Generic parts sold by traders in places like old Delhi's Kashmere Gate market account for about a sixth of India's $6.6 billion after-sales components sector, IHS Automotive estimates, but a recent move by regulators could boost that share.
Just as India has become a global hub for the manufacture of cheaper copycat medicines, the Competition Commission's ruling last month requiring car makers to supply parts more widely could encourage the production and sale of non-certified generic components in the world's sixth largest auto market.
"We have the ability to make good quality products, we have our techniques and this is our chance to prove it," said trader Umesh Seth, sitting in a poky store where hundreds of sheet metal parts wrapped in transparent plastic are piled on racks. "It is about time we get an equal opportunity."
The Competition Commission's ruling has irked auto majors, who argue that a proliferation of cheap copycat components will undermine the safety and reputation of their brands.
In developed markets such as Europe or North America, sundry spares like oil filters, spark plugs or shock absorbers are available from a variety of suppliers, keeping competition keen.
But in markets such as China and India, global car makers have maintained tighter control over the supply and price of spares, selling them through a limited network of vendors.
While car makers and their authorized dealers cite safety as the main reason, this practice has also allowed them to protect hefty margins on parts and repairs, while inflating the cost of car ownership for consumers.
Regulators are now ending all that and the crackdown in India follows a wider, ongoing probe in China where some part makers are being investigated for colluding to keep prices high.
"I would like it if there is competition for the car companies," said Nirav Savla, a 29-year-old businessman from Mumbai who drives a Toyota Innova. "For small parts, I do not need to go to them."
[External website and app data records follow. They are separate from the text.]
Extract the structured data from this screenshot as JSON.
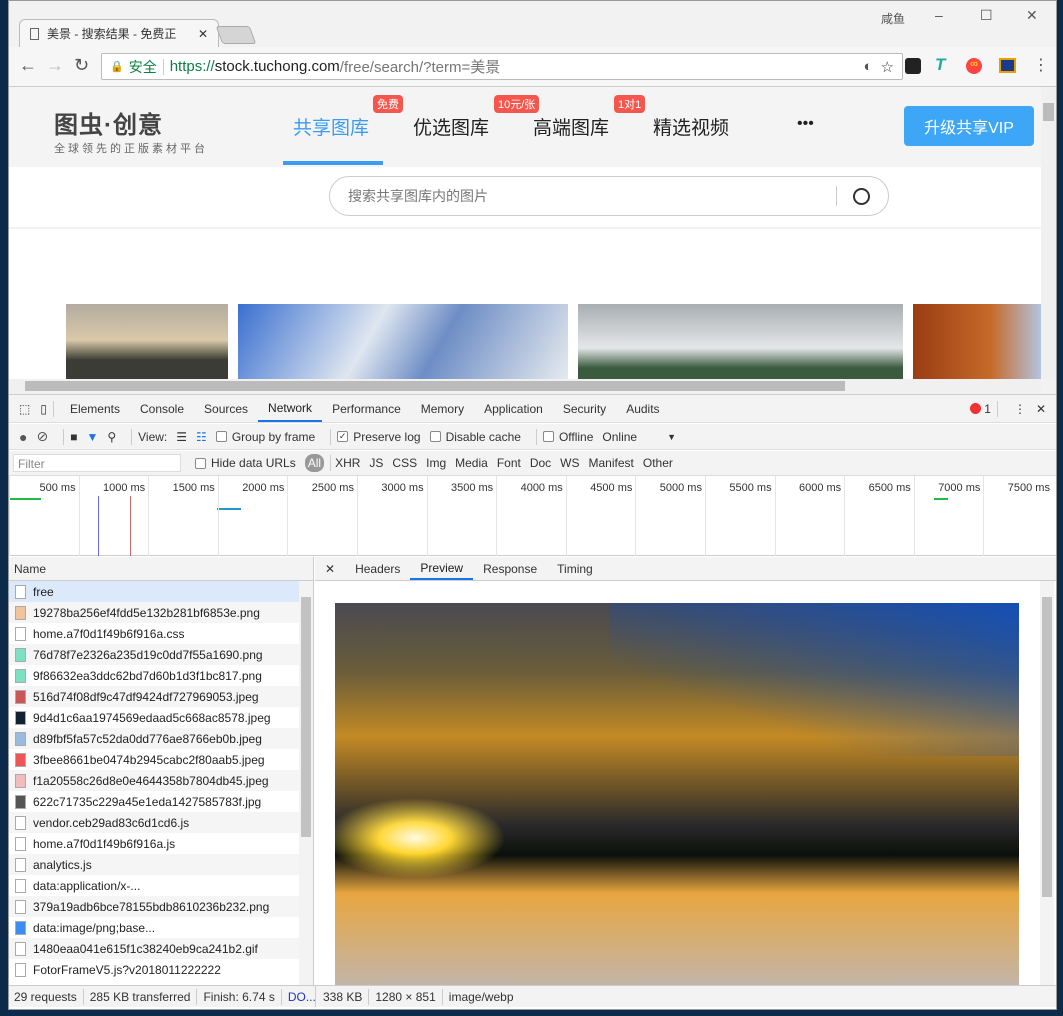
{
  "browser": {
    "tab_title": "美景 - 搜索结果 - 免费正",
    "user_name": "咸鱼",
    "secure_label": "安全",
    "url_scheme": "https://",
    "url_host": "stock.tuchong.com",
    "url_path": "/free/search/?term=美景"
  },
  "site": {
    "logo_text": "图虫·创意",
    "logo_tagline": "全球领先的正版素材平台",
    "nav": [
      {
        "label": "共享图库",
        "badge": "免费",
        "active": true
      },
      {
        "label": "优选图库",
        "badge": "10元/张"
      },
      {
        "label": "高端图库",
        "badge": "1对1"
      },
      {
        "label": "精选视频"
      }
    ],
    "more": "•••",
    "vip_button": "升级共享VIP",
    "search_placeholder": "搜索共享图库内的图片"
  },
  "devtools": {
    "tabs": [
      "Elements",
      "Console",
      "Sources",
      "Network",
      "Performance",
      "Memory",
      "Application",
      "Security",
      "Audits"
    ],
    "active_tab": "Network",
    "error_count": "1",
    "toolbar": {
      "view_label": "View:",
      "group_by_frame": "Group by frame",
      "preserve_log": "Preserve log",
      "disable_cache": "Disable cache",
      "offline": "Offline",
      "throttle": "Online"
    },
    "filter": {
      "placeholder": "Filter",
      "hide_data_urls": "Hide data URLs",
      "types": [
        "All",
        "XHR",
        "JS",
        "CSS",
        "Img",
        "Media",
        "Font",
        "Doc",
        "WS",
        "Manifest",
        "Other"
      ]
    },
    "timeline_ticks": [
      "500 ms",
      "1000 ms",
      "1500 ms",
      "2000 ms",
      "2500 ms",
      "3000 ms",
      "3500 ms",
      "4000 ms",
      "4500 ms",
      "5000 ms",
      "5500 ms",
      "6000 ms",
      "6500 ms",
      "7000 ms",
      "7500 ms"
    ],
    "name_header": "Name",
    "requests": [
      "free",
      "19278ba256ef4fdd5e132b281bf6853e.png",
      "home.a7f0d1f49b6f916a.css",
      "76d78f7e2326a235d19c0dd7f55a1690.png",
      "9f86632ea3ddc62bd7d60b1d3f1bc817.png",
      "516d74f08df9c47df9424df727969053.jpeg",
      "9d4d1c6aa1974569edaad5c668ac8578.jpeg",
      "d89fbf5fa57c52da0dd776ae8766eb0b.jpeg",
      "3fbee8661be0474b2945cabc2f80aab5.jpeg",
      "f1a20558c26d8e0e4644358b7804db45.jpeg",
      "622c71735c229a45e1eda1427585783f.jpg",
      "vendor.ceb29ad83c6d1cd6.js",
      "home.a7f0d1f49b6f916a.js",
      "analytics.js",
      "data:application/x-...",
      "379a19adb6bce78155bdb8610236b232.png",
      "data:image/png;base...",
      "1480eaa041e615f1c38240eb9ca241b2.gif",
      "FotorFrameV5.js?v2018011222222"
    ],
    "detail_tabs": [
      "Headers",
      "Preview",
      "Response",
      "Timing"
    ],
    "active_detail": "Preview",
    "status": {
      "requests": "29 requests",
      "transferred": "285 KB transferred",
      "finish": "Finish: 6.74 s",
      "dom": "DO..."
    },
    "preview_info": {
      "size": "338 KB",
      "dimensions": "1280 × 851",
      "mime": "image/webp"
    }
  }
}
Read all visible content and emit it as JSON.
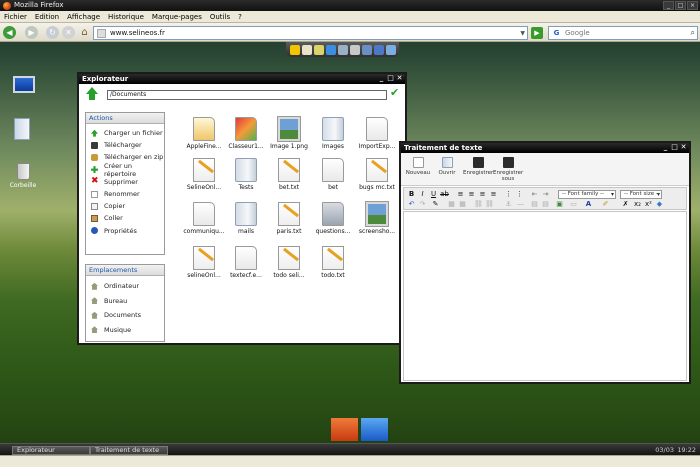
{
  "browser": {
    "title": "Mozilla Firefox",
    "menu": [
      "Fichier",
      "Edition",
      "Affichage",
      "Historique",
      "Marque-pages",
      "Outils",
      "?"
    ],
    "url": "www.selineos.fr",
    "search_placeholder": "Google"
  },
  "explorer": {
    "title": "Explorateur",
    "path": "/Documents",
    "actions_title": "Actions",
    "actions": [
      "Charger un fichier",
      "Télécharger",
      "Télécharger en zip",
      "Créer un répertoire",
      "Supprimer",
      "Renommer",
      "Copier",
      "Coller",
      "Propriétés"
    ],
    "places_title": "Emplacements",
    "places": [
      "Ordinateur",
      "Bureau",
      "Documents",
      "Musique"
    ],
    "files": [
      {
        "name": "AppleFine...",
        "kind": "notes"
      },
      {
        "name": "Classeur1...",
        "kind": "sheet"
      },
      {
        "name": "Image 1.png",
        "kind": "image"
      },
      {
        "name": "Images",
        "kind": "folder"
      },
      {
        "name": "ImportExp...",
        "kind": "doc"
      },
      {
        "name": "SelineOnl...",
        "kind": "txt"
      },
      {
        "name": "Tests",
        "kind": "folder"
      },
      {
        "name": "bet.txt",
        "kind": "txt"
      },
      {
        "name": "bet",
        "kind": "doc"
      },
      {
        "name": "bugs mc.txt",
        "kind": "txt"
      },
      {
        "name": "communiqu...",
        "kind": "doc"
      },
      {
        "name": "mails",
        "kind": "folder"
      },
      {
        "name": "paris.txt",
        "kind": "txt"
      },
      {
        "name": "questions...",
        "kind": "app"
      },
      {
        "name": "screensho...",
        "kind": "image"
      },
      {
        "name": "selineOnl...",
        "kind": "txt"
      },
      {
        "name": "textecf.e...",
        "kind": "doc"
      },
      {
        "name": "todo seli...",
        "kind": "txt"
      },
      {
        "name": "todo.txt",
        "kind": "txt"
      }
    ]
  },
  "editor": {
    "title": "Traitement de texte",
    "toolbar": [
      "Nouveau",
      "Ouvrir",
      "Enregistrer",
      "Enregistrer sous"
    ],
    "font_family": "-- Font family --",
    "font_size": "-- Font size --"
  },
  "desktop": {
    "trash_label": "Corbeille"
  },
  "taskbar": {
    "tasks": [
      "Explorateur",
      "Traitement de texte"
    ],
    "date": "03/03",
    "time": "19:22"
  },
  "colors": {
    "accent_green": "#27a02a",
    "link_blue": "#1b56a6",
    "window_title": "#000000"
  }
}
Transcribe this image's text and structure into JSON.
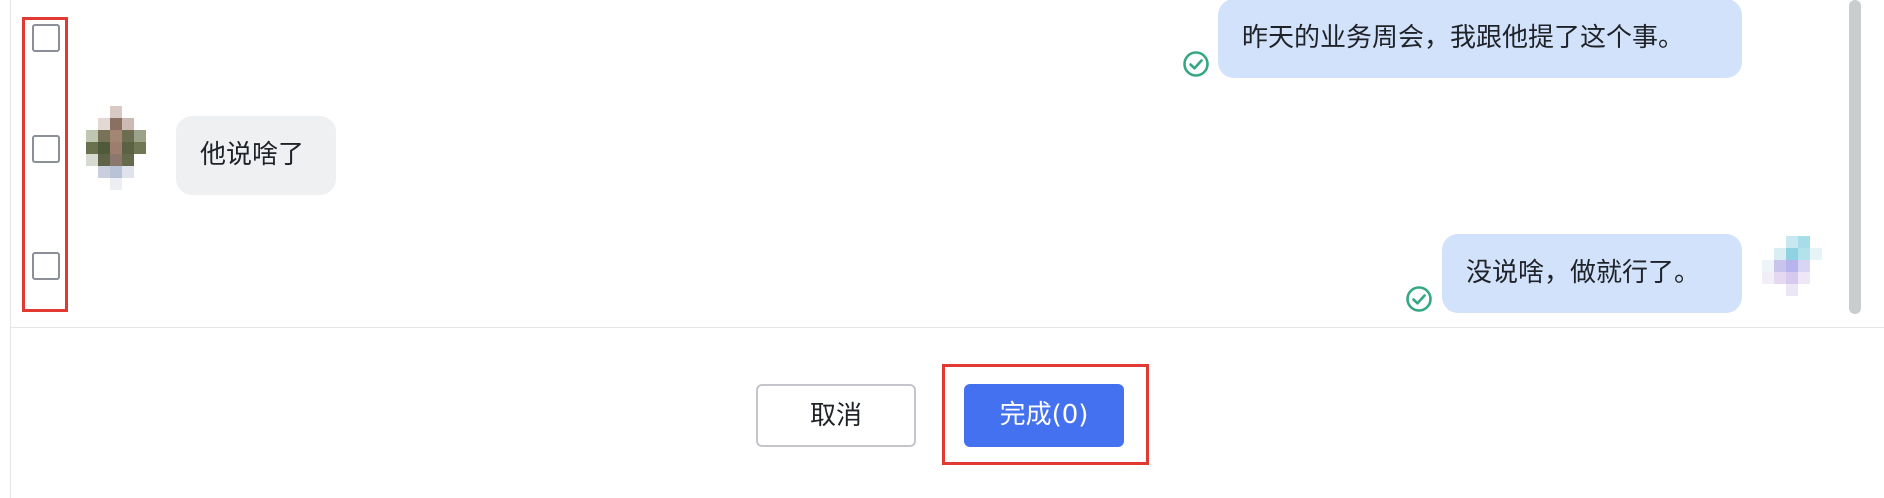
{
  "messages": [
    {
      "side": "right",
      "text": "昨天的业务周会，我跟他提了这个事。",
      "status": "sent-check-icon"
    },
    {
      "side": "left",
      "text": "他说啥了"
    },
    {
      "side": "right",
      "text": "没说啥，做就行了。",
      "status": "sent-check-icon"
    }
  ],
  "footer": {
    "cancel_label": "取消",
    "done_label": "完成(0)"
  },
  "colors": {
    "outgoing_bubble": "#d2e2fb",
    "incoming_bubble": "#eff0f2",
    "primary_button": "#4471f0",
    "check_icon": "#35a87f",
    "highlight": "#e03a33"
  }
}
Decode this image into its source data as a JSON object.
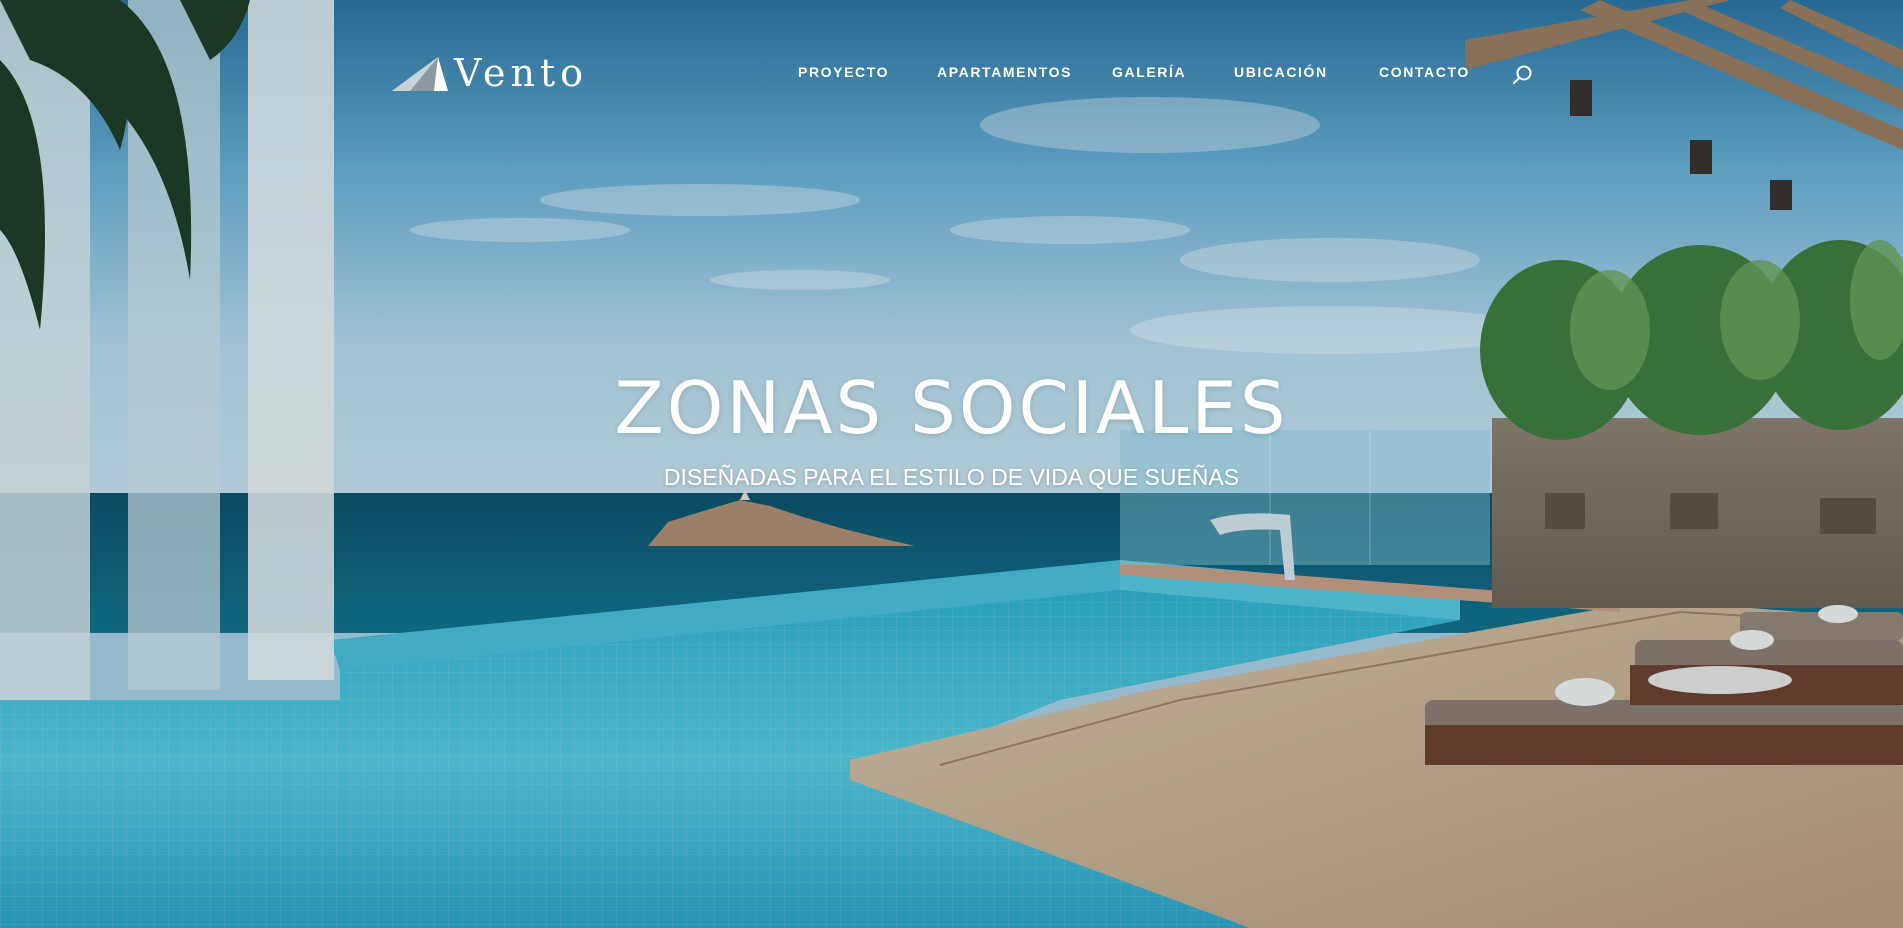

In the Kashmere Gate market, a maze of lanes and alleyways lined with men loading handcarts with spares tightly packed in sacks, a generic set of headlights for Hyundai Motor's Santro hatchback costs 1,500 rupees ($24.65), less than half the price of the manufacturers' original.
"There are all kinds of customers and we have something for every pocket," said a maker of generic bearings used in commercial vehicles. "They are smart enough to know which local parts are good quality and which ones are not."